● **EXTRACTED DATA**

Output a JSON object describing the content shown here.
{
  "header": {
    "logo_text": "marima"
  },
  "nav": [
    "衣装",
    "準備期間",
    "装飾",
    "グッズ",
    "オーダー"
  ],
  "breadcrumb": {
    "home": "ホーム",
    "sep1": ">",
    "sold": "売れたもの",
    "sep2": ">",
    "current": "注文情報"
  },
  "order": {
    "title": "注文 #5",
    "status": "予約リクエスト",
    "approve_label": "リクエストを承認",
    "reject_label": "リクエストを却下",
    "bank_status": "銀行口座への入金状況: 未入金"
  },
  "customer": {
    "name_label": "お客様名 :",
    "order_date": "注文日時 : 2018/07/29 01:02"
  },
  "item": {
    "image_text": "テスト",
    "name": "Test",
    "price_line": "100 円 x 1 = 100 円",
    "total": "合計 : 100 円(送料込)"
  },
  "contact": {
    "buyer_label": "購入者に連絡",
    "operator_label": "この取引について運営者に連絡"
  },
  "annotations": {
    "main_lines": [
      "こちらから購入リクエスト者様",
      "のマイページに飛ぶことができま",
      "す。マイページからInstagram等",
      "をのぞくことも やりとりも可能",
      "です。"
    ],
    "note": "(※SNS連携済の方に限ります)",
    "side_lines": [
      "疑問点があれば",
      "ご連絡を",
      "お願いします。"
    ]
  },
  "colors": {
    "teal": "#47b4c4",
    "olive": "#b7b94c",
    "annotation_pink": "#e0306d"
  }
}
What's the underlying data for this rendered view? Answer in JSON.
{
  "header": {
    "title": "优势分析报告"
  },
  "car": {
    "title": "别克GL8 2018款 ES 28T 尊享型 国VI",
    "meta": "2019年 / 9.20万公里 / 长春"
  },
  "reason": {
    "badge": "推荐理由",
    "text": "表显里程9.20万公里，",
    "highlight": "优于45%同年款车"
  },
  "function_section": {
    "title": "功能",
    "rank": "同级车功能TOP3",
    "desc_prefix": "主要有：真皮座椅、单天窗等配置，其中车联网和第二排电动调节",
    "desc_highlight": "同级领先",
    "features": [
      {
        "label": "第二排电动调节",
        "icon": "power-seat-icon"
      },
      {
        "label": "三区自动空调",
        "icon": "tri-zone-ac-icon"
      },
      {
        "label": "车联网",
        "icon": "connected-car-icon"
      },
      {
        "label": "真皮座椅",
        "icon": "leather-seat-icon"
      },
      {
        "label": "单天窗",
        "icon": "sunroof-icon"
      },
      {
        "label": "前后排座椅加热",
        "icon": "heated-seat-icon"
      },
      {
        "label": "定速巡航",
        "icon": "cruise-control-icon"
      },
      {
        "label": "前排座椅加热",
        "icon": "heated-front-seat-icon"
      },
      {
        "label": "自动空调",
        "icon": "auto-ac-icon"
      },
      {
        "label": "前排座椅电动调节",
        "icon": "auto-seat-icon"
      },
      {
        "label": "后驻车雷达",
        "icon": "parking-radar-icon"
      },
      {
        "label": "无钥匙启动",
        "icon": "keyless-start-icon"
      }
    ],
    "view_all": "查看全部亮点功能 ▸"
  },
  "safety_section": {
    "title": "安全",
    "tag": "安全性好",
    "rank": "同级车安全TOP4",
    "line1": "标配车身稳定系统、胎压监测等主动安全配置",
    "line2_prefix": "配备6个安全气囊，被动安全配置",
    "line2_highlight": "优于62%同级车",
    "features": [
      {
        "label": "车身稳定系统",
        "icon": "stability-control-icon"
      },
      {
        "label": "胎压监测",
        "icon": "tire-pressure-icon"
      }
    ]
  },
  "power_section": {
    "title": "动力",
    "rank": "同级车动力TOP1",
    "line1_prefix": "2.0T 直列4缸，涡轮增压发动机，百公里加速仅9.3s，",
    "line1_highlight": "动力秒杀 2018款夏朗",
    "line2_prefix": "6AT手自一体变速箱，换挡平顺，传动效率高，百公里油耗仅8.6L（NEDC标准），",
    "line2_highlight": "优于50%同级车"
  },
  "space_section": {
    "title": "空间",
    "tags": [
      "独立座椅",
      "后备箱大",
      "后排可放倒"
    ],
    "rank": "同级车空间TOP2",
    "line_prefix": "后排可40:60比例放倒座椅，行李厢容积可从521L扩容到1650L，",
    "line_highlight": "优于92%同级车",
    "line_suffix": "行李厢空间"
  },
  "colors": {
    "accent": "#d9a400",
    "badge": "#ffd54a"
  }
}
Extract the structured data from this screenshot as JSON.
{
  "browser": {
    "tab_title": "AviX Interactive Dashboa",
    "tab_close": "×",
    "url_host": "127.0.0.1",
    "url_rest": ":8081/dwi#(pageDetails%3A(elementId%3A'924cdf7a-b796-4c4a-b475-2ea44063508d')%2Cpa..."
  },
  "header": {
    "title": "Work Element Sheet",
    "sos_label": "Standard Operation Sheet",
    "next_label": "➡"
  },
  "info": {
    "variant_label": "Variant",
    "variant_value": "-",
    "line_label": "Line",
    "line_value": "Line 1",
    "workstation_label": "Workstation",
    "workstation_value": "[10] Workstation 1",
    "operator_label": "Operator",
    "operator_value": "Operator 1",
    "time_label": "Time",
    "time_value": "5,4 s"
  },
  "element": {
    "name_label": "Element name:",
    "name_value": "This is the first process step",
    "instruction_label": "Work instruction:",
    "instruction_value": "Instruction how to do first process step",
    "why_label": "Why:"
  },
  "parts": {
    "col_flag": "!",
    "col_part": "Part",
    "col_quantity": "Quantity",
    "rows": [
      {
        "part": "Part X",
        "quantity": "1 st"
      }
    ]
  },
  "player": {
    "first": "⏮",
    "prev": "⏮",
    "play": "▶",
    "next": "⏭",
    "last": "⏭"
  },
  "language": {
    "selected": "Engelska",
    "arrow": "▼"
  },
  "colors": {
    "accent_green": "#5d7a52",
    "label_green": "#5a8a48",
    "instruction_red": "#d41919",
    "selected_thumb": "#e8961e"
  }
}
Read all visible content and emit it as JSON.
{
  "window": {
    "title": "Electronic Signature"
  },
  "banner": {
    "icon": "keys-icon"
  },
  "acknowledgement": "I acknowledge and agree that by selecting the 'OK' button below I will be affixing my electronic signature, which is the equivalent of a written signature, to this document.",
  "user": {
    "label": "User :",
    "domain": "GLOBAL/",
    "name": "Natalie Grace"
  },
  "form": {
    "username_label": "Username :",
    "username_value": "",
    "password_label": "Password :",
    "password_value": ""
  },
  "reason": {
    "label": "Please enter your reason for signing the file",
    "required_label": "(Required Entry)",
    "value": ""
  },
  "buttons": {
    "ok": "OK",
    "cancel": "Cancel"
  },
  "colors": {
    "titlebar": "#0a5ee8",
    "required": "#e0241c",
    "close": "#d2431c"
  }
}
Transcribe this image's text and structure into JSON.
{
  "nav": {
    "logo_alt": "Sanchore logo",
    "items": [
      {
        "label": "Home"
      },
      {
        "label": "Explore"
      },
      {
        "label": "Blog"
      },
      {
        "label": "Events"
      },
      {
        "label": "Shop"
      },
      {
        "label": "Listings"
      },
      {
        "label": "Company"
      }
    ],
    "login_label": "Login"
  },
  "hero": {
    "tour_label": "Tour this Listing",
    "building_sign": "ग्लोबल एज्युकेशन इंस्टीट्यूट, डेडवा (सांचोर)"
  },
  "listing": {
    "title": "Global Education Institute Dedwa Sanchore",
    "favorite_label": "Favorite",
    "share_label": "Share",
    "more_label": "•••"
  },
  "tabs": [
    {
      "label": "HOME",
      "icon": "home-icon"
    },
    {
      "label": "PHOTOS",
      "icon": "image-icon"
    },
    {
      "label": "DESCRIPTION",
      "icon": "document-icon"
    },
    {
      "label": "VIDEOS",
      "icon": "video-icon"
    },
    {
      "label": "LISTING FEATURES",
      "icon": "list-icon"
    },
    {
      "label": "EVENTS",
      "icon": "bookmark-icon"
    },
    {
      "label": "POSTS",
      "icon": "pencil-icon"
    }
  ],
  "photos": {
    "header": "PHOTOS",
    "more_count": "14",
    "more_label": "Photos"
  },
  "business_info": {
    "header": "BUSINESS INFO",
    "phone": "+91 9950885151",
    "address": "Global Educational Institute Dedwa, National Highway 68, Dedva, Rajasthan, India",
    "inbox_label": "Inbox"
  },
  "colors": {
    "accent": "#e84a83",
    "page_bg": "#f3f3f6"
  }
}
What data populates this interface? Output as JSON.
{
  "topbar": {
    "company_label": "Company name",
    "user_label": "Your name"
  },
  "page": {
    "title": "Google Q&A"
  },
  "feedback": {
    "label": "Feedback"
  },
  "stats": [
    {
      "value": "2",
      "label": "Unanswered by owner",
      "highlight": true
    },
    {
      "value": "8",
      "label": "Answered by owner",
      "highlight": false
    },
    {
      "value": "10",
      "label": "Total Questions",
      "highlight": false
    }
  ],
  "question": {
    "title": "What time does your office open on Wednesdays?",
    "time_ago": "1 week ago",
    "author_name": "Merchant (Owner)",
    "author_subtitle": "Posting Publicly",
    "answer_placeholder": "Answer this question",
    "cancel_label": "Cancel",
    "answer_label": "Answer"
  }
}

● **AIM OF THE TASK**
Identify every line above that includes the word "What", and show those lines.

● **SOLUTION FOR THIS TASK**
What's the underlying data for this rendered view? Answer in JSON.
What data populates this interface? Output as JSON.
    "title": "What time does your office open on Wednesdays?",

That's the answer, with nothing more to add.